Although locomotives of the 4-8-4 wheel arrangement were used in a number of countries, those developed outside the Americas included various design features which set them apart from North American practice. The United States, Canada and Mexico were the home of the American 4-8-4, and scaled down examples of the type were exported by two American builders for metre gauge lines in Brazil.
The Northern type evolved in the United States soon after the Lima Locomotive Works introduced the concept of “Lima Super Power” in 1925. The Northern Pacific Railway prototype was built by Alco in 1927 to Super Power principles, with a four-wheel trailing truck to carry the weight of a very large firebox designed to burn low quality lignite coal. But the potential of supporting a firebox with a 100-square-foot (9.3 m2) grate on a four-wheel trailing truck was quickly seen, as given the additional weight of approximately 15,000 lb (6.8 t) over the two-wheel truck, the four wheel truck could carry an additional 55,000 lb (25 t) engine weight.
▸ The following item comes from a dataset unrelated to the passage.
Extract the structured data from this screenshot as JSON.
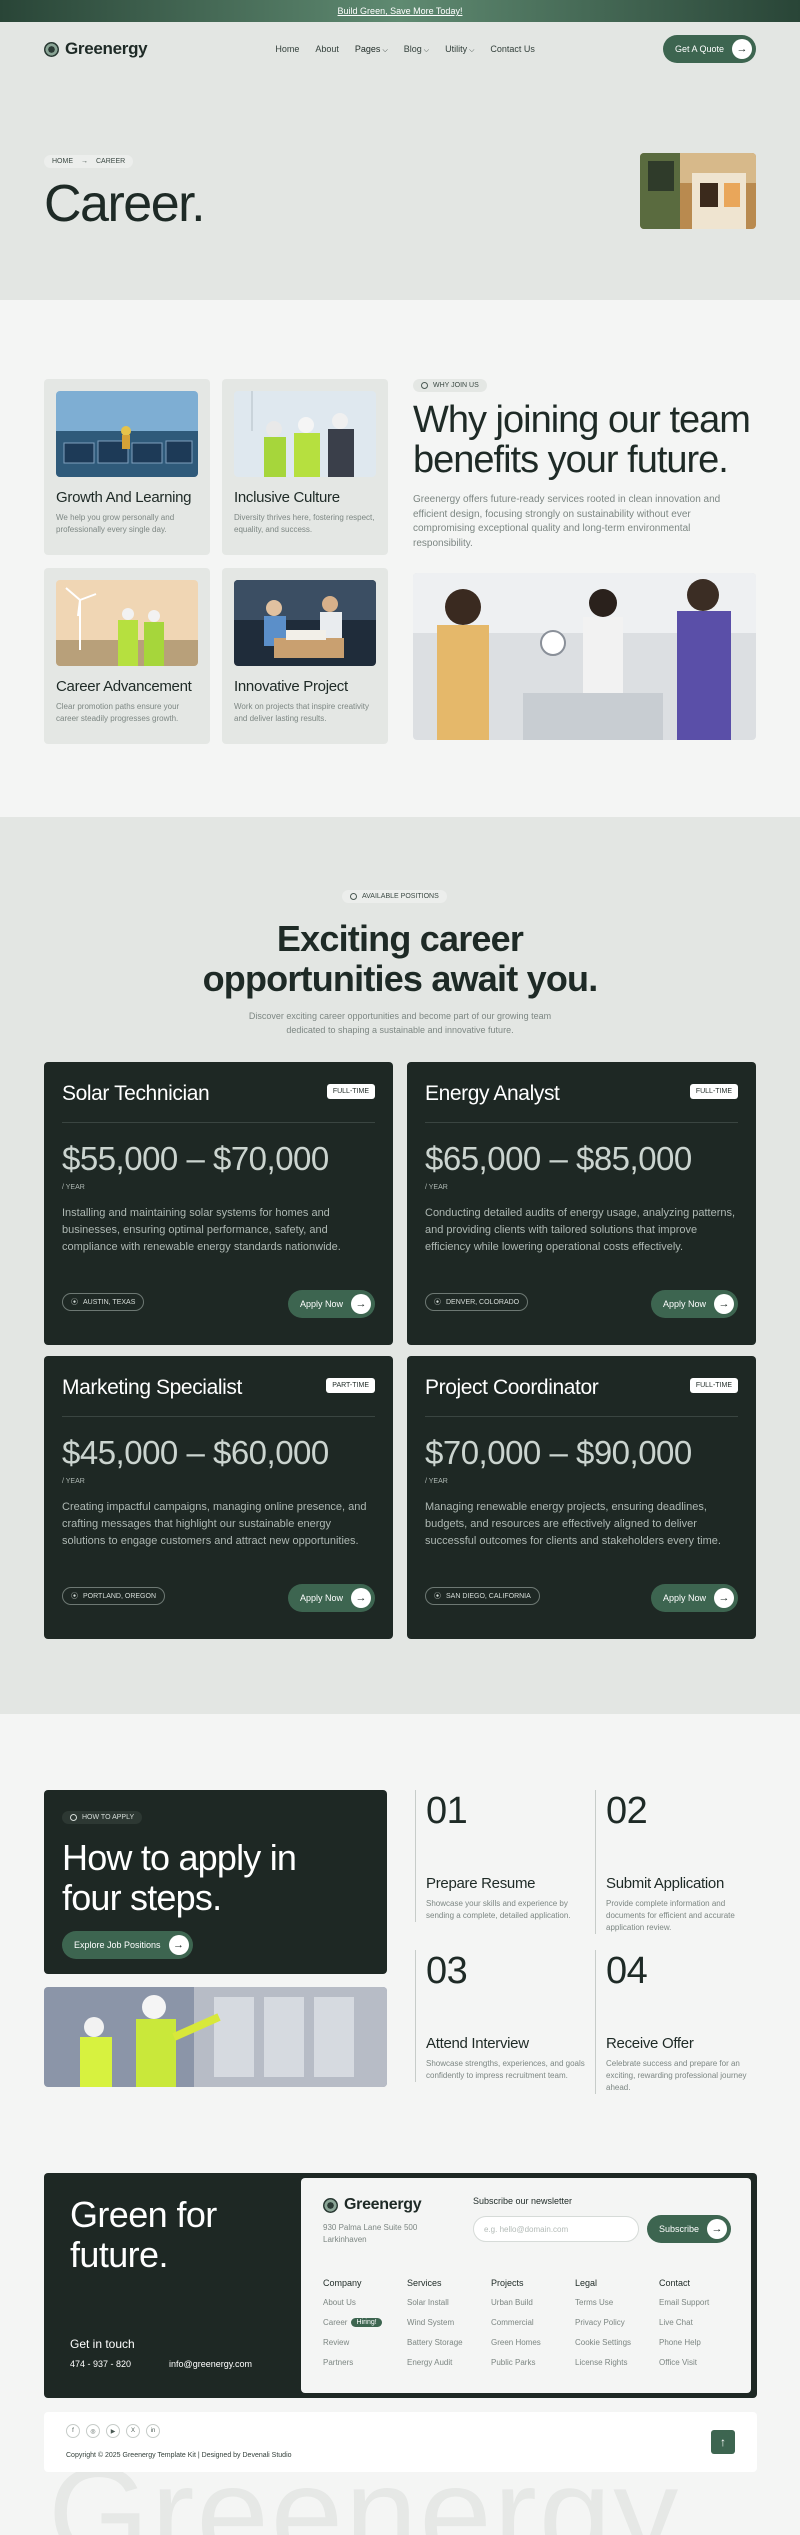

So the difference of 40,000 lb (18 t) was available for increased boiler capacity, or in other words, the power plant of the locomotive.
The Northern type came at a time when nearly all the important design improvements had been proven, such as the superheater, mechanical stoker, outside valve gear, the Delta trailing truck and the one-piece bed frame of cast steel with integral cylinders, which did so much to advance the application of roller bearings on locomotives since it gave the strength and rigidity to hold them in correct alignment. Indeed, in 1930 the Timken Company used a 4-8-4 with roller bearings an all axles, which they classified Timken 1111, to demonstrate the value of their roller bearings over nearly every main line in the United States. It was subsequently sold to the Northern Pacific Railway.
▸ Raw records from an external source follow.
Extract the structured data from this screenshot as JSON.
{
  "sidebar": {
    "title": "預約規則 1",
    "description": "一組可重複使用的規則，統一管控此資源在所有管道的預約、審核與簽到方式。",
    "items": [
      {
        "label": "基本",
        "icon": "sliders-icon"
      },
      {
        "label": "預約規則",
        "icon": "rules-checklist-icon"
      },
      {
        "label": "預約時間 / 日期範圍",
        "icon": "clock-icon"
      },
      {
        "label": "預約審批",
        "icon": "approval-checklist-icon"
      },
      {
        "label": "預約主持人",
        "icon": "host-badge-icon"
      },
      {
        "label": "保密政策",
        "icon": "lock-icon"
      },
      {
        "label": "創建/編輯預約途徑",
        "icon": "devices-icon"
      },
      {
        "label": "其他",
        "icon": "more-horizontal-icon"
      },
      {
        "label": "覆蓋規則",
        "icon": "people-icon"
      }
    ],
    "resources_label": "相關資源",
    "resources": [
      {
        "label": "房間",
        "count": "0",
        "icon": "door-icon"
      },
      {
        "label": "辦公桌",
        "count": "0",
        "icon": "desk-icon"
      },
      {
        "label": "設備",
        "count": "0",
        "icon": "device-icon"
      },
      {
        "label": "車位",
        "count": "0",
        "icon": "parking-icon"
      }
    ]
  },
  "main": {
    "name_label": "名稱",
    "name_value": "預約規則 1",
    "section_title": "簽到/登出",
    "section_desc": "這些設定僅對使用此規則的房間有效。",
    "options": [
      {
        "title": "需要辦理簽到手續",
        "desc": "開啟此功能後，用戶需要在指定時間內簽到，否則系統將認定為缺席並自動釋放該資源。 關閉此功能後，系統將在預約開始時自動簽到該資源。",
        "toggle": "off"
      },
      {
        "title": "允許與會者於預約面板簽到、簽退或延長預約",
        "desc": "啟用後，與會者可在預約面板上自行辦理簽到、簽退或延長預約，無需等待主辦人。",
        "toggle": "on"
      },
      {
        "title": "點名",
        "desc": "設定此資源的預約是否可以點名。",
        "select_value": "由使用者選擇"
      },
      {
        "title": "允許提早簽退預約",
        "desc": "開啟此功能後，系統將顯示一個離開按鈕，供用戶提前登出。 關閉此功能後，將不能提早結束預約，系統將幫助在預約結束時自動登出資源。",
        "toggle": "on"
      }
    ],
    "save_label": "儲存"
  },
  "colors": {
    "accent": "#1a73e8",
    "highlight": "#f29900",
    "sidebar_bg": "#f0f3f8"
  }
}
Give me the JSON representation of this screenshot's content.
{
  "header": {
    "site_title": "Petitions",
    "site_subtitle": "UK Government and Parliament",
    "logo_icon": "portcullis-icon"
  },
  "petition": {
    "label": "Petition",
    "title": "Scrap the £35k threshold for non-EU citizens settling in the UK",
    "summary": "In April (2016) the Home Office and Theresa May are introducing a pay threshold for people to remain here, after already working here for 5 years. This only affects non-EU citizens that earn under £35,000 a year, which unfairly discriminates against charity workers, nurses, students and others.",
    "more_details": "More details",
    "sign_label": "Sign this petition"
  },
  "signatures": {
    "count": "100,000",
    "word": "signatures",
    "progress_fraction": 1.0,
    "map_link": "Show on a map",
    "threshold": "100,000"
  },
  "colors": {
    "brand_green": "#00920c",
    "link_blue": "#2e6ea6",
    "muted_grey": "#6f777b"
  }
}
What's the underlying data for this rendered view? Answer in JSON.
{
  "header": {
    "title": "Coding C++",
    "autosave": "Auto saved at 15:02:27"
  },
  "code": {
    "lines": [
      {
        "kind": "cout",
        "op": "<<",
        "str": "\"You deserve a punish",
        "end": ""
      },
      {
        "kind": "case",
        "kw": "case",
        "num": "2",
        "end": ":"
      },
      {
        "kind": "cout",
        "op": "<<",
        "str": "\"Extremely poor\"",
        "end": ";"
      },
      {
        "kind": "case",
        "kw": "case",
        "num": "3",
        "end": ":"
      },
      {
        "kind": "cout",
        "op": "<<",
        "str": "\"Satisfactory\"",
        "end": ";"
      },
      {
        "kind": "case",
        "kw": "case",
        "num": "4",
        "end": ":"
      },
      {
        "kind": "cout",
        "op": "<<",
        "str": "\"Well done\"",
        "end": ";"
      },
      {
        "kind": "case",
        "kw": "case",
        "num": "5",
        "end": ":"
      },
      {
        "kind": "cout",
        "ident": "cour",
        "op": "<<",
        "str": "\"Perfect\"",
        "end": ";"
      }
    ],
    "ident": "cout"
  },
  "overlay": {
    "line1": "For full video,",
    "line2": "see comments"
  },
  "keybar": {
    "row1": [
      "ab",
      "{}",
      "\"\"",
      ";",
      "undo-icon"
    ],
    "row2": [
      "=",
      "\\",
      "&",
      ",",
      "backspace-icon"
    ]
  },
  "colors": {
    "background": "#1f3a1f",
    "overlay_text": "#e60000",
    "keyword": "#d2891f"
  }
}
The stability of the 4-8-4 enabled it to be provided with driving wheels up to 80 inches (2.0 m) diameter for high speed passenger and fast freight operation, and with the latest lateral control devices, the type was flexible on curves. The increased boiler size possible with this type, together with the high axle loads permitted on main lines in North America, led to the design of some massive locomotives, with all up weights exceeding 350 tons.
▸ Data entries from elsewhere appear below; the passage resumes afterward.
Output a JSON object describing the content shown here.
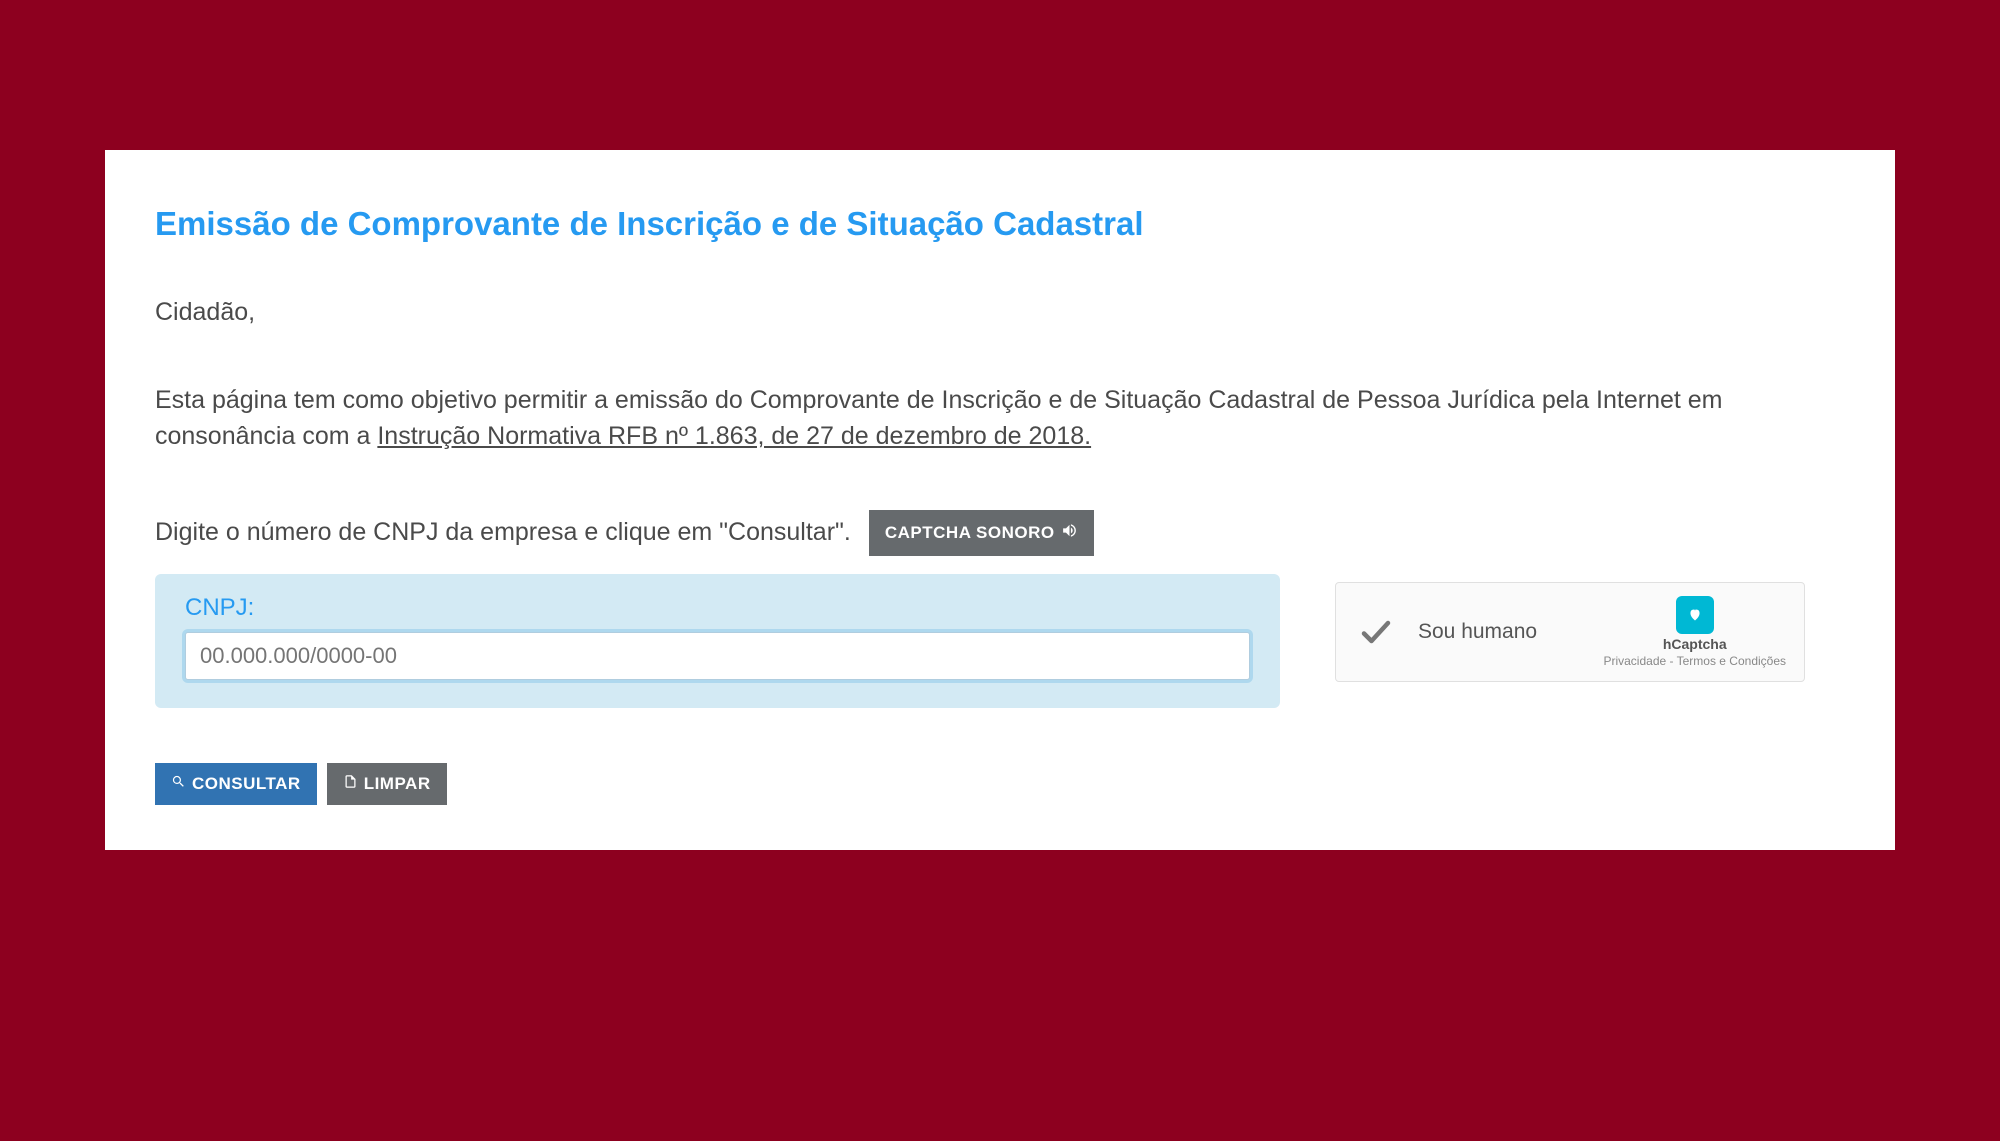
{
  "title": "Emissão de Comprovante de Inscrição e de Situação Cadastral",
  "salutation": "Cidadão,",
  "description_before_link": "Esta página tem como objetivo permitir a emissão do Comprovante de Inscrição e de Situação Cadastral de Pessoa Jurídica pela Internet em consonância com a ",
  "description_link": "Instrução Normativa RFB nº 1.863, de 27 de dezembro de 2018.",
  "instruction": "Digite o número de CNPJ da empresa e clique em \"Consultar\".",
  "captcha_sonoro_label": "CAPTCHA SONORO",
  "cnpj_label": "CNPJ:",
  "cnpj_placeholder": "00.000.000/0000-00",
  "cnpj_value": "",
  "hcaptcha": {
    "label": "Sou humano",
    "brand": "hCaptcha",
    "terms": "Privacidade - Termos e Condições"
  },
  "buttons": {
    "consultar": "CONSULTAR",
    "limpar": "LIMPAR"
  }
}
The Northern type was purchased by 36 railroads in the Americas, including 31 railroads in the United States, three in Canada, one in Mexico and two in Brazil. In all, there were less than 1,200 engines of this type, compared with approximately 2,500 Mountain types and 6,800 Pacific types built in the United States. By far the largest fleet was owned by the Canadian National Railway and its subsidiary the Grand Trunk Western Railroad, with 203 engines. Other major owners were the Chicago, Rock Island and Pacific Railroad with 85, the Southern Pacific Railroad with 74, the Atchison, Topeka and Santa Fe Railway with 65, the Delaware, Lackawanna and Western Railroad with 56, the Chicago, Milwaukee, St. Paul and Pacific Railroad with 53, and the Union Pacific Railroad with 45. The Pennsylvania Railroad did not own any 4-8-4 steam locomotives but, the Pennsy had an electric 4-8-4. This was the PRR R1 electric.